YOUR OBJECTIVE >>
Find each line below where the word "icon" occurs, and copy it.
Content starts
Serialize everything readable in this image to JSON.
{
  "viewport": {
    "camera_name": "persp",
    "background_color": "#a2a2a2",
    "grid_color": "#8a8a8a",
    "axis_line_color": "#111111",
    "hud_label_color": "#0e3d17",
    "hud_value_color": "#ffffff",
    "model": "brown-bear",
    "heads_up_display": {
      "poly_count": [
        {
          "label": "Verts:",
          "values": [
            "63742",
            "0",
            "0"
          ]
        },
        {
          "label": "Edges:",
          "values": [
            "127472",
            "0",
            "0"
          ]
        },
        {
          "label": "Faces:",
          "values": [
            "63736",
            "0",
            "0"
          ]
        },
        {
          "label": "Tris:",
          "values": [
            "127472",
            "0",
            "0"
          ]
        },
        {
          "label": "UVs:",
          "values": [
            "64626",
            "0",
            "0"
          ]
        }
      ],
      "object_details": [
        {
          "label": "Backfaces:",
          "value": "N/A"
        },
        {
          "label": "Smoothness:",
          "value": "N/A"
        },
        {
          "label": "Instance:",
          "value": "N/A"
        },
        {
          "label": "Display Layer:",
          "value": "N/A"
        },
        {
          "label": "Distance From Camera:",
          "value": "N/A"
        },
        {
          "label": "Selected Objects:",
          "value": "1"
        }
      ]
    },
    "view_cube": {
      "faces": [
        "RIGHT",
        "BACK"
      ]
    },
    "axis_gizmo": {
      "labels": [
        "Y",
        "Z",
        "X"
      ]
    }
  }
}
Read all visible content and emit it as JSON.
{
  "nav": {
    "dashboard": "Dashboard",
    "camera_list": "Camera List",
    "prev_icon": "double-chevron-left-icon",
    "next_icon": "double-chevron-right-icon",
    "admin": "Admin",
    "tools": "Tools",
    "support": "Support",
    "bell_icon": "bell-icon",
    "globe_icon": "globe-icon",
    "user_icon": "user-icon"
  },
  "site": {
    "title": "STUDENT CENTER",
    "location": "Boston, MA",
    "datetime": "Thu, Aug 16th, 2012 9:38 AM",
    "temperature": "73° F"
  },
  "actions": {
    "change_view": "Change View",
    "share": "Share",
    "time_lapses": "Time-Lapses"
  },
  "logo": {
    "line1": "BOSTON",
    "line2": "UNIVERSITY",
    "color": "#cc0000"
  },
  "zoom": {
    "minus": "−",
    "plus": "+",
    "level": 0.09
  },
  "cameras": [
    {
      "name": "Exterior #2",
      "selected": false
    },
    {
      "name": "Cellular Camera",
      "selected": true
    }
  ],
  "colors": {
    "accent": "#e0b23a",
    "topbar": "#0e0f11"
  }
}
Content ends
RESPONSE >>
    "prev_icon": "double-chevron-left-icon",
    "next_icon": "double-chevron-right-icon",
    "bell_icon": "bell-icon",
    "globe_icon": "globe-icon",
    "user_icon": "user-icon"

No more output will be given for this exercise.